Collected data:
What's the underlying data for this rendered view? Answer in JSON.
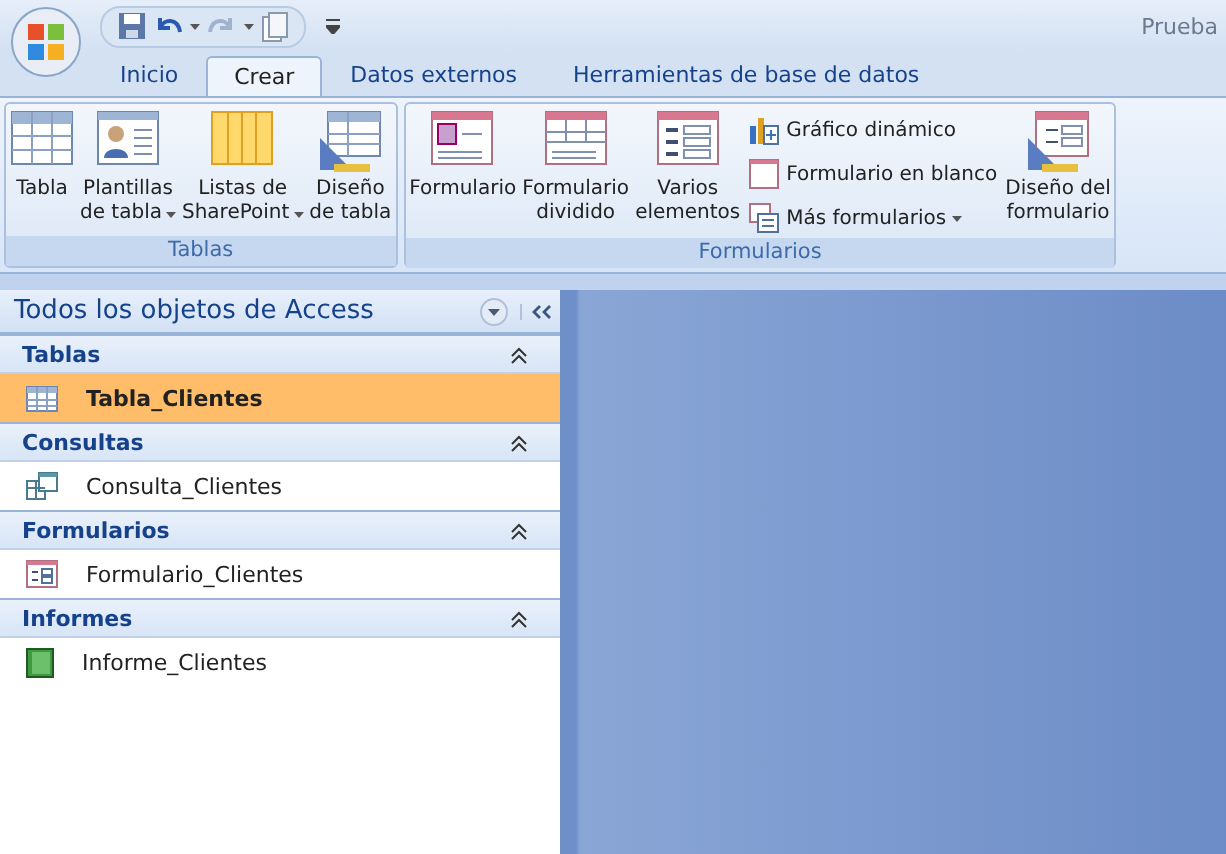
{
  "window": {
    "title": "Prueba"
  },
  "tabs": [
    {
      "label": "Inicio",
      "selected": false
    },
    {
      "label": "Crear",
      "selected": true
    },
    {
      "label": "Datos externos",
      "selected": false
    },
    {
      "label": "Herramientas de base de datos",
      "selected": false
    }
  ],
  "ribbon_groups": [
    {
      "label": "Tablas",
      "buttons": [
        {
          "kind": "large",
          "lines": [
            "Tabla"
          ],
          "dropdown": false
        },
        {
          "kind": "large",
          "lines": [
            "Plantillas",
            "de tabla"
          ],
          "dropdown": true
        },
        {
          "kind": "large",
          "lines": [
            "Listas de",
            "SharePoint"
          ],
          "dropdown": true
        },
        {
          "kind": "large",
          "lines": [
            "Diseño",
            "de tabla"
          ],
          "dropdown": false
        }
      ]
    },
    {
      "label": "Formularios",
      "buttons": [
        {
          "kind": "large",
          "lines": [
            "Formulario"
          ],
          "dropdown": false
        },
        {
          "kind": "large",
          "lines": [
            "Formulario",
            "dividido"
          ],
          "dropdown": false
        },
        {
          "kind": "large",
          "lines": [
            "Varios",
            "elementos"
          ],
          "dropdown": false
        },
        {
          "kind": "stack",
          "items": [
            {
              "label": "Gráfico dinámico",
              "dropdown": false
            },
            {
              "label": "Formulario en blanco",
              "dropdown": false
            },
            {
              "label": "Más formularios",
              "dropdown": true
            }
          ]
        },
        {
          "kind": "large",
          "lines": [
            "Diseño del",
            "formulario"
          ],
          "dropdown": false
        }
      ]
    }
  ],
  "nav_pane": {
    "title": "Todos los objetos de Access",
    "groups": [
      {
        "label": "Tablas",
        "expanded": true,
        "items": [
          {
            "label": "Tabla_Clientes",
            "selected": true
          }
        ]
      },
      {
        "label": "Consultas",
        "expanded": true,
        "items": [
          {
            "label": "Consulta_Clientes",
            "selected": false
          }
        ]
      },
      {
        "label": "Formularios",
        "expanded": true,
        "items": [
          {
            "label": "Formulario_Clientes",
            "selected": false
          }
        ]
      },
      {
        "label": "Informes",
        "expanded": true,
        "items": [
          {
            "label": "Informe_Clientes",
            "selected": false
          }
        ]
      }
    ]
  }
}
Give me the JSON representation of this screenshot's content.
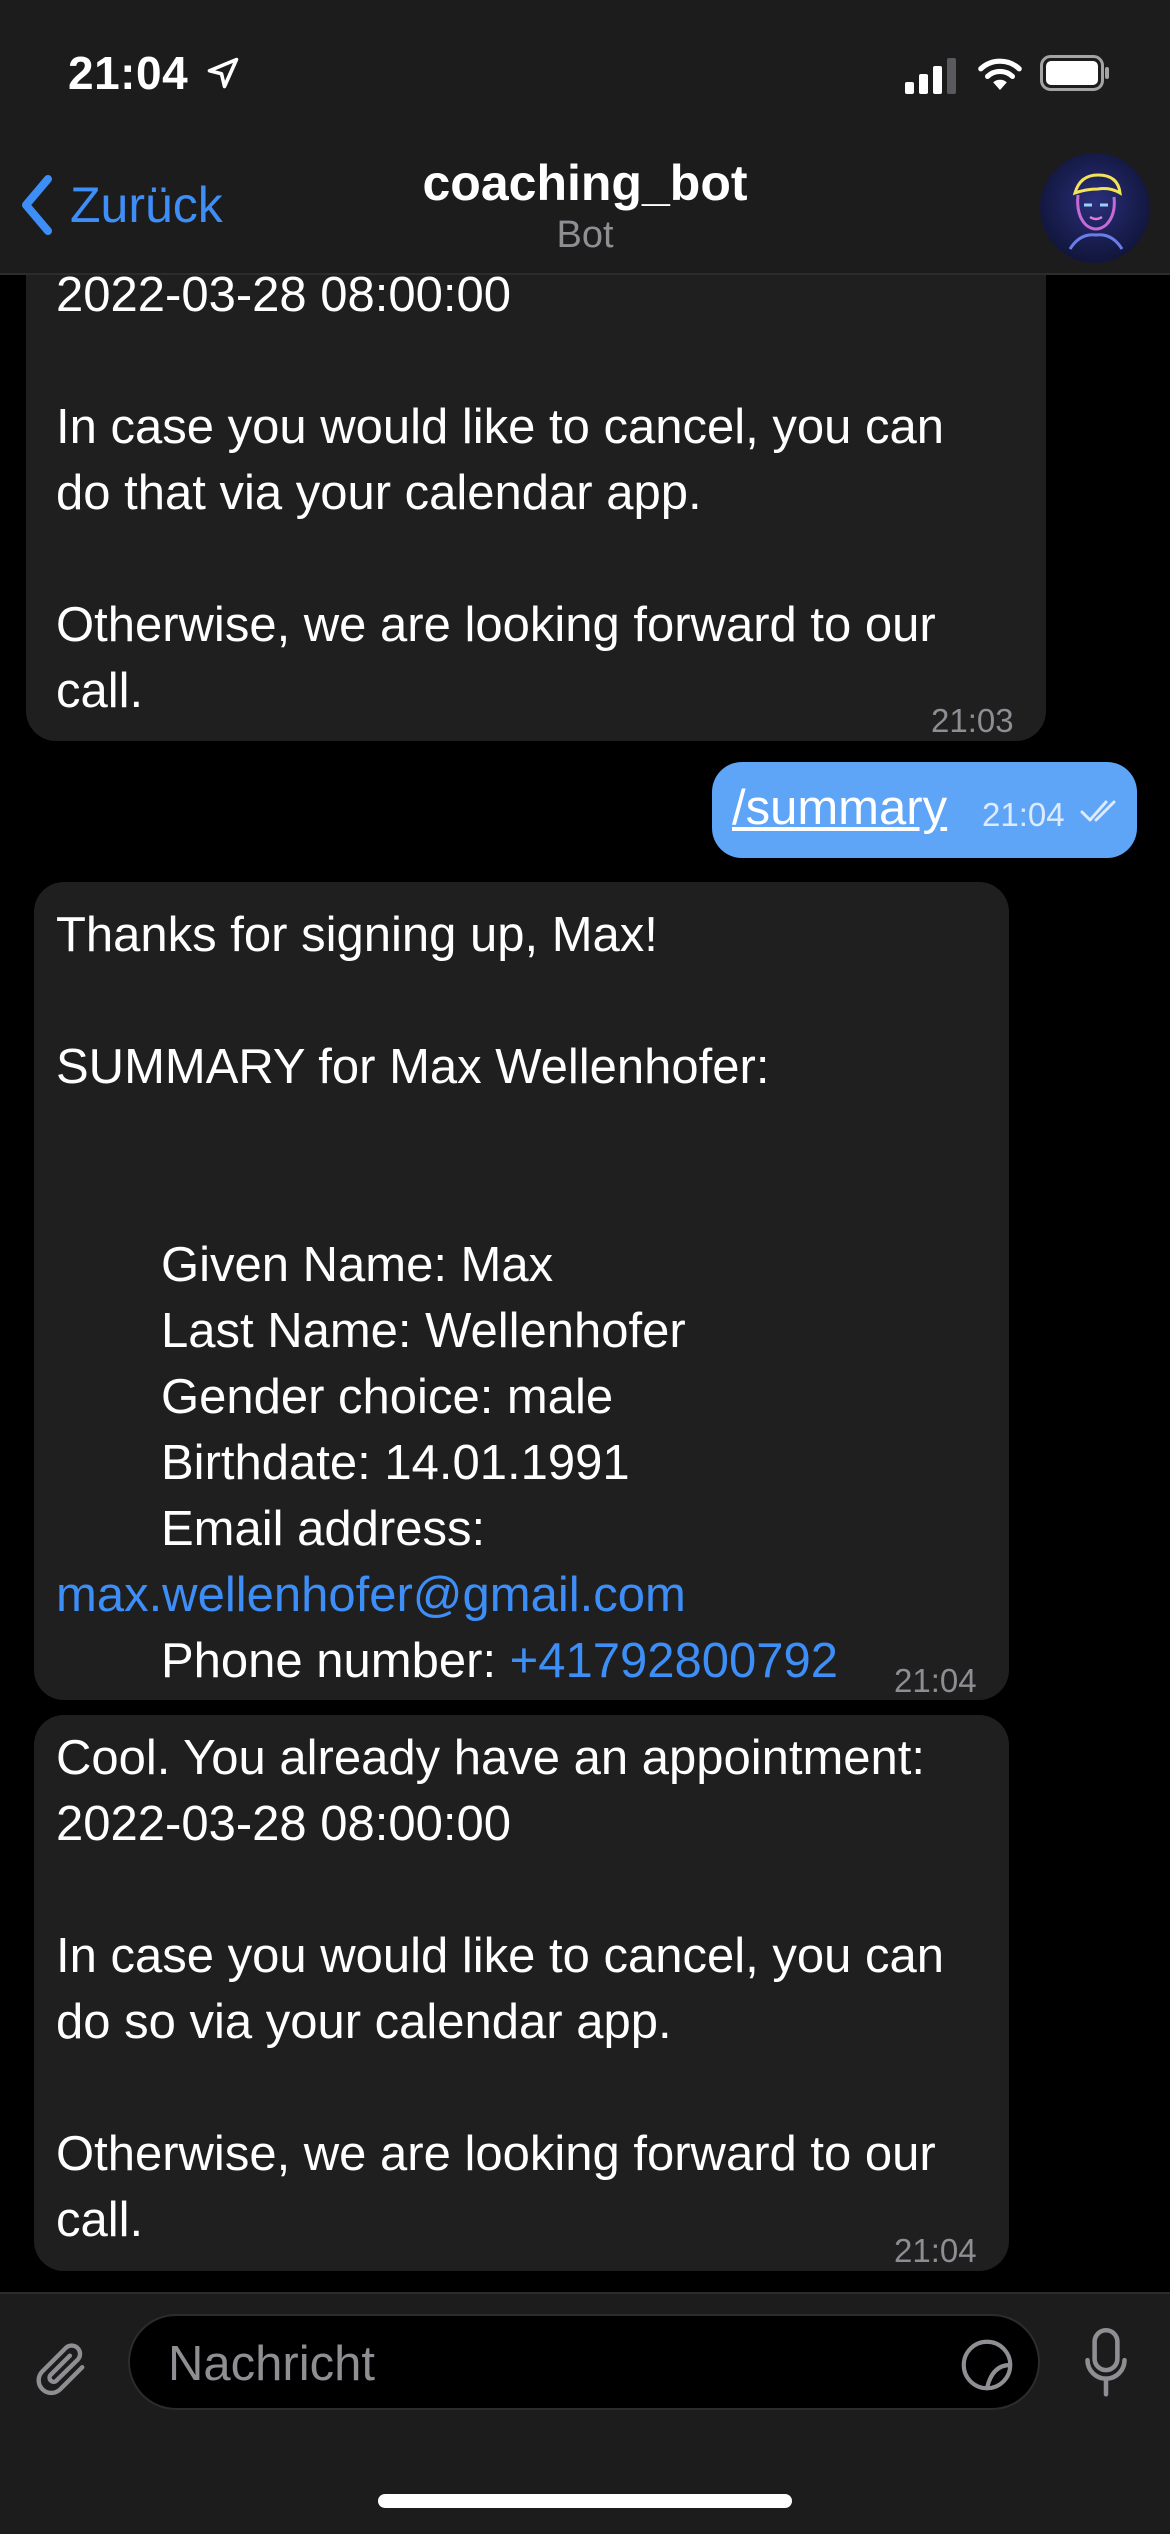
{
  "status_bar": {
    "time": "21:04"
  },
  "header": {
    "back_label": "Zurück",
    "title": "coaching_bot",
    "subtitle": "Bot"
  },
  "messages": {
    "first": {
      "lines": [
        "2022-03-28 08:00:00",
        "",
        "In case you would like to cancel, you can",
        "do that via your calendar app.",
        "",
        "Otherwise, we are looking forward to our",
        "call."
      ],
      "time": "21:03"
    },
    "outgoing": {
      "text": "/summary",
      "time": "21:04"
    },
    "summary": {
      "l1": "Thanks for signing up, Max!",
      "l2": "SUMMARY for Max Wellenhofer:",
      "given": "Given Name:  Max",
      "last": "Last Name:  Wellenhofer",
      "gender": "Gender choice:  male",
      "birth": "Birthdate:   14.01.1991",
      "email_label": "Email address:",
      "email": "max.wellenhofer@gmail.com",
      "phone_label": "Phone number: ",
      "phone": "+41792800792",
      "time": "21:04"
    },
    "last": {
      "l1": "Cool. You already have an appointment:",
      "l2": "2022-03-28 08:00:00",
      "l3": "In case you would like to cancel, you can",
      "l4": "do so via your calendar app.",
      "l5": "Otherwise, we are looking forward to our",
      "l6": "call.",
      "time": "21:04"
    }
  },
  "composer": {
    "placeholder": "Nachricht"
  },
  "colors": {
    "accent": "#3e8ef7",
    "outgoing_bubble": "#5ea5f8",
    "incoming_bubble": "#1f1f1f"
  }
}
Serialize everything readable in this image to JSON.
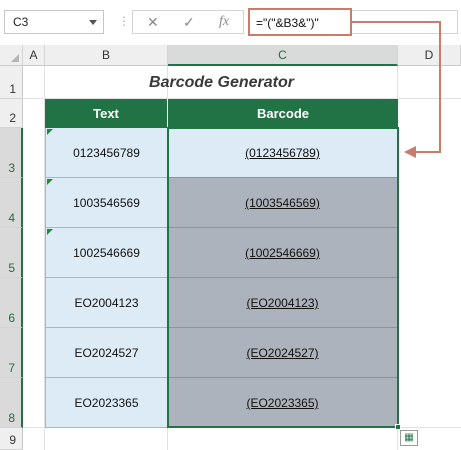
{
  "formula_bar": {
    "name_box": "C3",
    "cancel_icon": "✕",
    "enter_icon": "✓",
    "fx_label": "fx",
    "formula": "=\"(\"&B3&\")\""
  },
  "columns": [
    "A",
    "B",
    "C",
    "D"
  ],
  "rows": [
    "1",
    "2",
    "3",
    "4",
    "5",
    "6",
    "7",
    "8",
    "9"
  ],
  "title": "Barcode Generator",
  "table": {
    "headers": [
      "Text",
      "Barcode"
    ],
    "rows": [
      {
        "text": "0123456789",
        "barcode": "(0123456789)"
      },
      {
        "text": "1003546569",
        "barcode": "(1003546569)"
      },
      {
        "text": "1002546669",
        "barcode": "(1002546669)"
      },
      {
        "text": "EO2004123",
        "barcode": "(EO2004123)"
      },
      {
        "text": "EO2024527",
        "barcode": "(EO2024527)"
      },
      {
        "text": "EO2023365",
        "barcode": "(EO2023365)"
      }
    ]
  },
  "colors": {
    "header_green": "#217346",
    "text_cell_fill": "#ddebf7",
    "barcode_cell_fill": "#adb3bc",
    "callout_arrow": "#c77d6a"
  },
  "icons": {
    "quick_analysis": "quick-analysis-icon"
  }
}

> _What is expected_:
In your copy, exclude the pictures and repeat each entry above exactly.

> _Problem solution_:
What's the underlying data for this rendered view? Answer in JSON.
{
  "window": {
    "title": "Prueba"
  },
  "tabs": [
    {
      "label": "Inicio",
      "selected": false
    },
    {
      "label": "Crear",
      "selected": true
    },
    {
      "label": "Datos externos",
      "selected": false
    },
    {
      "label": "Herramientas de base de datos",
      "selected": false
    }
  ],
  "ribbon_groups": [
    {
      "label": "Tablas",
      "buttons": [
        {
          "kind": "large",
          "lines": [
            "Tabla"
          ],
          "dropdown": false
        },
        {
          "kind": "large",
          "lines": [
            "Plantillas",
            "de tabla"
          ],
          "dropdown": true
        },
        {
          "kind": "large",
          "lines": [
            "Listas de",
            "SharePoint"
          ],
          "dropdown": true
        },
        {
          "kind": "large",
          "lines": [
            "Diseño",
            "de tabla"
          ],
          "dropdown": false
        }
      ]
    },
    {
      "label": "Formularios",
      "buttons": [
        {
          "kind": "large",
          "lines": [
            "Formulario"
          ],
          "dropdown": false
        },
        {
          "kind": "large",
          "lines": [
            "Formulario",
            "dividido"
          ],
          "dropdown": false
        },
        {
          "kind": "large",
          "lines": [
            "Varios",
            "elementos"
          ],
          "dropdown": false
        },
        {
          "kind": "stack",
          "items": [
            {
              "label": "Gráfico dinámico",
              "dropdown": false
            },
            {
              "label": "Formulario en blanco",
              "dropdown": false
            },
            {
              "label": "Más formularios",
              "dropdown": true
            }
          ]
        },
        {
          "kind": "large",
          "lines": [
            "Diseño del",
            "formulario"
          ],
          "dropdown": false
        }
      ]
    }
  ],
  "nav_pane": {
    "title": "Todos los objetos de Access",
    "groups": [
      {
        "label": "Tablas",
        "expanded": true,
        "items": [
          {
            "label": "Tabla_Clientes",
            "selected": true
          }
        ]
      },
      {
        "label": "Consultas",
        "expanded": true,
        "items": [
          {
            "label": "Consulta_Clientes",
            "selected": false
          }
        ]
      },
      {
        "label": "Formularios",
        "expanded": true,
        "items": [
          {
            "label": "Formulario_Clientes",
            "selected": false
          }
        ]
      },
      {
        "label": "Informes",
        "expanded": true,
        "items": [
          {
            "label": "Informe_Clientes",
            "selected": false
          }
        ]
      }
    ]
  }
}
Give me the JSON representation of this screenshot's content.
{
  "status_bar": {
    "time": "21:04"
  },
  "header": {
    "back_label": "Zurück",
    "title": "coaching_bot",
    "subtitle": "Bot"
  },
  "messages": {
    "first": {
      "lines": [
        "2022-03-28 08:00:00",
        "",
        "In case you would like to cancel, you can",
        "do that via your calendar app.",
        "",
        "Otherwise, we are looking forward to our",
        "call."
      ],
      "time": "21:03"
    },
    "outgoing": {
      "text": "/summary",
      "time": "21:04"
    },
    "summary": {
      "l1": "Thanks for signing up, Max!",
      "l2": "SUMMARY for Max Wellenhofer:",
      "given": "Given Name:  Max",
      "last": "Last Name:  Wellenhofer",
      "gender": "Gender choice:  male",
      "birth": "Birthdate:   14.01.1991",
      "email_label": "Email address:",
      "email": "max.wellenhofer@gmail.com",
      "phone_label": "Phone number: ",
      "phone": "+41792800792",
      "time": "21:04"
    },
    "last": {
      "l1": "Cool. You already have an appointment:",
      "l2": "2022-03-28 08:00:00",
      "l3": "In case you would like to cancel, you can",
      "l4": "do so via your calendar app.",
      "l5": "Otherwise, we are looking forward to our",
      "l6": "call.",
      "time": "21:04"
    }
  },
  "composer": {
    "placeholder": "Nachricht"
  },
  "colors": {
    "accent": "#3e8ef7",
    "outgoing_bubble": "#5ea5f8",
    "incoming_bubble": "#1f1f1f"
  }
}
Serialize everything readable in this image to JSON.
{
  "formula_bar": {
    "name_box": "C3",
    "cancel_icon": "✕",
    "enter_icon": "✓",
    "fx_label": "fx",
    "formula": "=\"(\"&B3&\")\""
  },
  "columns": [
    "A",
    "B",
    "C",
    "D"
  ],
  "rows": [
    "1",
    "2",
    "3",
    "4",
    "5",
    "6",
    "7",
    "8",
    "9"
  ],
  "title": "Barcode Generator",
  "table": {
    "headers": [
      "Text",
      "Barcode"
    ],
    "rows": [
      {
        "text": "0123456789",
        "barcode": "(0123456789)"
      },
      {
        "text": "1003546569",
        "barcode": "(1003546569)"
      },
      {
        "text": "1002546669",
        "barcode": "(1002546669)"
      },
      {
        "text": "EO2004123",
        "barcode": "(EO2004123)"
      },
      {
        "text": "EO2024527",
        "barcode": "(EO2024527)"
      },
      {
        "text": "EO2023365",
        "barcode": "(EO2023365)"
      }
    ]
  },
  "colors": {
    "header_green": "#217346",
    "text_cell_fill": "#ddebf7",
    "barcode_cell_fill": "#adb3bc",
    "callout_arrow": "#c77d6a"
  },
  "icons": {
    "quick_analysis": "quick-analysis-icon"
  }
}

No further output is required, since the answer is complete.